## Work item:
Faithfully repeat each entry below, minus the pictures.

## The data:

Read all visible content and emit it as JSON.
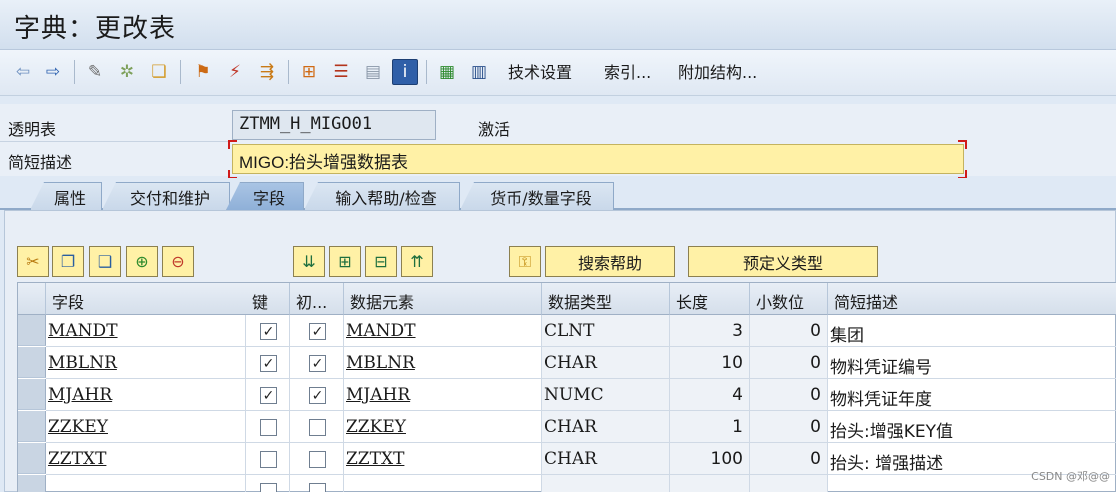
{
  "title": "字典：更改表",
  "toolbar": {
    "tech_settings": "技术设置",
    "index": "索引...",
    "append_structure": "附加结构..."
  },
  "form": {
    "transparent_table_label": "透明表",
    "table_name": "ZTMM_H_MIGO01",
    "status": "激活",
    "short_desc_label": "简短描述",
    "short_desc_value": "MIGO:抬头增强数据表"
  },
  "tabs": [
    "属性",
    "交付和维护",
    "字段",
    "输入帮助/检查",
    "货币/数量字段"
  ],
  "active_tab": "字段",
  "buttons": {
    "search_help": "搜索帮助",
    "predefined_type": "预定义类型"
  },
  "grid": {
    "headers": [
      "字段",
      "键",
      "初...",
      "数据元素",
      "数据类型",
      "长度",
      "小数位",
      "简短描述"
    ],
    "rows": [
      {
        "field": "MANDT",
        "key": true,
        "init": true,
        "element": "MANDT",
        "type": "CLNT",
        "length": "3",
        "decimals": "0",
        "desc": "集团"
      },
      {
        "field": "MBLNR",
        "key": true,
        "init": true,
        "element": "MBLNR",
        "type": "CHAR",
        "length": "10",
        "decimals": "0",
        "desc": "物料凭证编号"
      },
      {
        "field": "MJAHR",
        "key": true,
        "init": true,
        "element": "MJAHR",
        "type": "NUMC",
        "length": "4",
        "decimals": "0",
        "desc": "物料凭证年度"
      },
      {
        "field": "ZZKEY",
        "key": false,
        "init": false,
        "element": "ZZKEY",
        "type": "CHAR",
        "length": "1",
        "decimals": "0",
        "desc": "抬头:增强KEY值"
      },
      {
        "field": "ZZTXT",
        "key": false,
        "init": false,
        "element": "ZZTXT",
        "type": "CHAR",
        "length": "100",
        "decimals": "0",
        "desc": "抬头:  增强描述"
      }
    ]
  },
  "watermark": "CSDN @邓@@"
}
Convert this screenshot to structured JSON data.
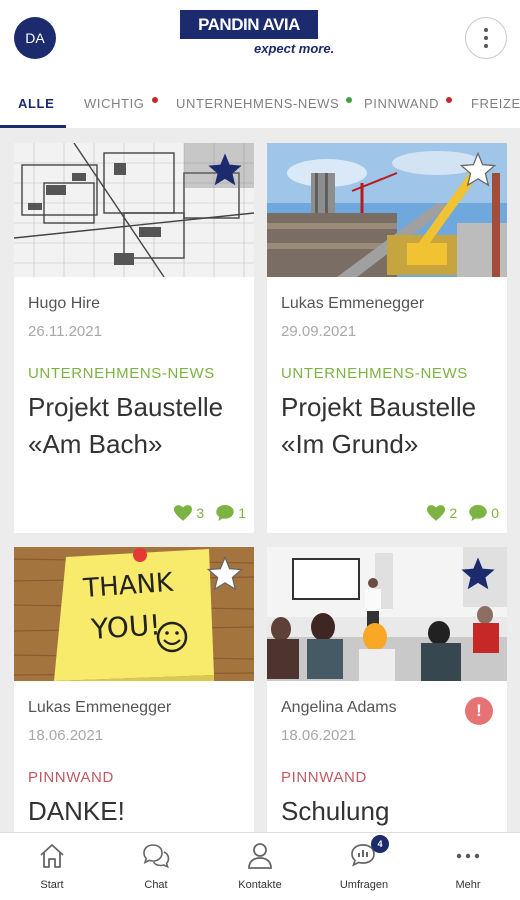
{
  "header": {
    "avatar_initials": "DA",
    "logo_text": "PANDIN AVIA",
    "logo_tagline": "expect more.",
    "menu_icon": "more-vertical-icon"
  },
  "tabs": [
    {
      "label": "ALLE",
      "active": true
    },
    {
      "label": "WICHTIG",
      "dot_color": "#c62828"
    },
    {
      "label": "UNTERNEHMENS-NEWS",
      "dot_color": "#43a047"
    },
    {
      "label": "PINNWAND",
      "dot_color": "#c62828"
    },
    {
      "label": "FREIZEIT"
    }
  ],
  "colors": {
    "brand": "#1c2a6e",
    "news_green": "#7cb342",
    "pinnwand_red": "#c05a62",
    "alert": "#e57373"
  },
  "posts": [
    {
      "author": "Hugo Hire",
      "date": "26.11.2021",
      "category": "UNTERNEHMENS-NEWS",
      "title": "Projekt Baustelle «Am Bach»",
      "likes": "3",
      "comments": "1",
      "favorite": true,
      "image": "blueprint"
    },
    {
      "author": "Lukas Emmenegger",
      "date": "29.09.2021",
      "category": "UNTERNEHMENS-NEWS",
      "title": "Projekt Baustelle «Im Grund»",
      "likes": "2",
      "comments": "0",
      "favorite": false,
      "image": "construction-site"
    },
    {
      "author": "Lukas Emmenegger",
      "date": "18.06.2021",
      "category": "PINNWAND",
      "title": "DANKE!",
      "favorite": false,
      "image": "thank-you-note",
      "note_text_1": "THANK",
      "note_text_2": "YOU!"
    },
    {
      "author": "Angelina Adams",
      "date": "18.06.2021",
      "category": "PINNWAND",
      "title": "Schulung",
      "favorite": true,
      "important": true,
      "alert_mark": "!",
      "image": "training-room"
    }
  ],
  "bottom_nav": [
    {
      "label": "Start",
      "icon": "home-icon"
    },
    {
      "label": "Chat",
      "icon": "chat-icon"
    },
    {
      "label": "Kontakte",
      "icon": "person-icon"
    },
    {
      "label": "Umfragen",
      "icon": "poll-chat-icon",
      "badge": "4"
    },
    {
      "label": "Mehr",
      "icon": "more-horizontal-icon"
    }
  ]
}
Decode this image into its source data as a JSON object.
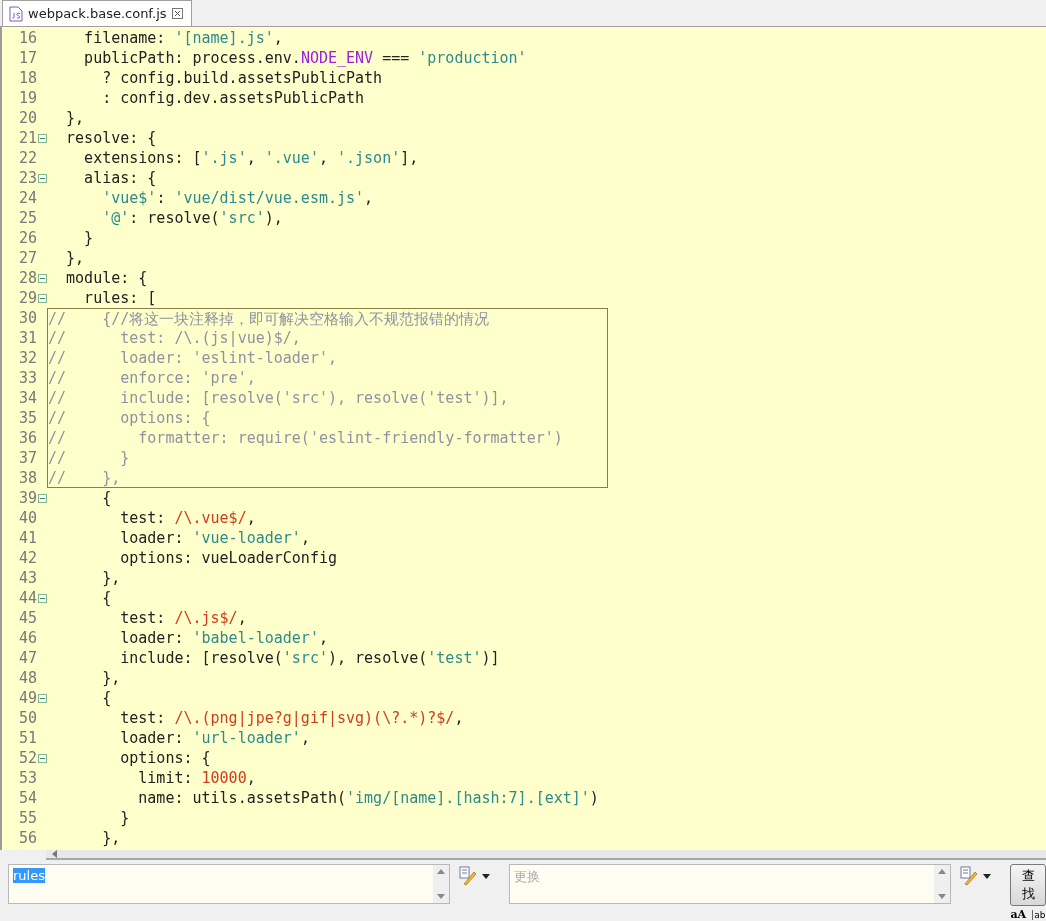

## Exercise solution:
Read all visible content and emit it as JSON.
{
  "title": "字典：更改表",
  "toolbar": {
    "tech_settings": "技术设置",
    "index": "索引...",
    "append_structure": "附加结构..."
  },
  "form": {
    "transparent_table_label": "透明表",
    "table_name": "ZTMM_H_MIGO01",
    "status": "激活",
    "short_desc_label": "简短描述",
    "short_desc_value": "MIGO:抬头增强数据表"
  },
  "tabs": [
    "属性",
    "交付和维护",
    "字段",
    "输入帮助/检查",
    "货币/数量字段"
  ],
  "active_tab": "字段",
  "buttons": {
    "search_help": "搜索帮助",
    "predefined_type": "预定义类型"
  },
  "grid": {
    "headers": [
      "字段",
      "键",
      "初...",
      "数据元素",
      "数据类型",
      "长度",
      "小数位",
      "简短描述"
    ],
    "rows": [
      {
        "field": "MANDT",
        "key": true,
        "init": true,
        "element": "MANDT",
        "type": "CLNT",
        "length": "3",
        "decimals": "0",
        "desc": "集团"
      },
      {
        "field": "MBLNR",
        "key": true,
        "init": true,
        "element": "MBLNR",
        "type": "CHAR",
        "length": "10",
        "decimals": "0",
        "desc": "物料凭证编号"
      },
      {
        "field": "MJAHR",
        "key": true,
        "init": true,
        "element": "MJAHR",
        "type": "NUMC",
        "length": "4",
        "decimals": "0",
        "desc": "物料凭证年度"
      },
      {
        "field": "ZZKEY",
        "key": false,
        "init": false,
        "element": "ZZKEY",
        "type": "CHAR",
        "length": "1",
        "decimals": "0",
        "desc": "抬头:增强KEY值"
      },
      {
        "field": "ZZTXT",
        "key": false,
        "init": false,
        "element": "ZZTXT",
        "type": "CHAR",
        "length": "100",
        "decimals": "0",
        "desc": "抬头:  增强描述"
      }
    ]
  },
  "watermark": "CSDN @邓@@"
}
Convert this screenshot to structured JSON data.
{
  "header": {
    "avatar_initials": "DA",
    "logo_text": "PANDIN AVIA",
    "logo_tagline": "expect more.",
    "menu_icon": "more-vertical-icon"
  },
  "tabs": [
    {
      "label": "ALLE",
      "active": true
    },
    {
      "label": "WICHTIG",
      "dot_color": "#c62828"
    },
    {
      "label": "UNTERNEHMENS-NEWS",
      "dot_color": "#43a047"
    },
    {
      "label": "PINNWAND",
      "dot_color": "#c62828"
    },
    {
      "label": "FREIZEIT"
    }
  ],
  "colors": {
    "brand": "#1c2a6e",
    "news_green": "#7cb342",
    "pinnwand_red": "#c05a62",
    "alert": "#e57373"
  },
  "posts": [
    {
      "author": "Hugo Hire",
      "date": "26.11.2021",
      "category": "UNTERNEHMENS-NEWS",
      "title": "Projekt Baustelle «Am Bach»",
      "likes": "3",
      "comments": "1",
      "favorite": true,
      "image": "blueprint"
    },
    {
      "author": "Lukas Emmenegger",
      "date": "29.09.2021",
      "category": "UNTERNEHMENS-NEWS",
      "title": "Projekt Baustelle «Im Grund»",
      "likes": "2",
      "comments": "0",
      "favorite": false,
      "image": "construction-site"
    },
    {
      "author": "Lukas Emmenegger",
      "date": "18.06.2021",
      "category": "PINNWAND",
      "title": "DANKE!",
      "favorite": false,
      "image": "thank-you-note",
      "note_text_1": "THANK",
      "note_text_2": "YOU!"
    },
    {
      "author": "Angelina Adams",
      "date": "18.06.2021",
      "category": "PINNWAND",
      "title": "Schulung",
      "favorite": true,
      "important": true,
      "alert_mark": "!",
      "image": "training-room"
    }
  ],
  "bottom_nav": [
    {
      "label": "Start",
      "icon": "home-icon"
    },
    {
      "label": "Chat",
      "icon": "chat-icon"
    },
    {
      "label": "Kontakte",
      "icon": "person-icon"
    },
    {
      "label": "Umfragen",
      "icon": "poll-chat-icon",
      "badge": "4"
    },
    {
      "label": "Mehr",
      "icon": "more-horizontal-icon"
    }
  ]
}
Decode this image into its source data as a JSON object.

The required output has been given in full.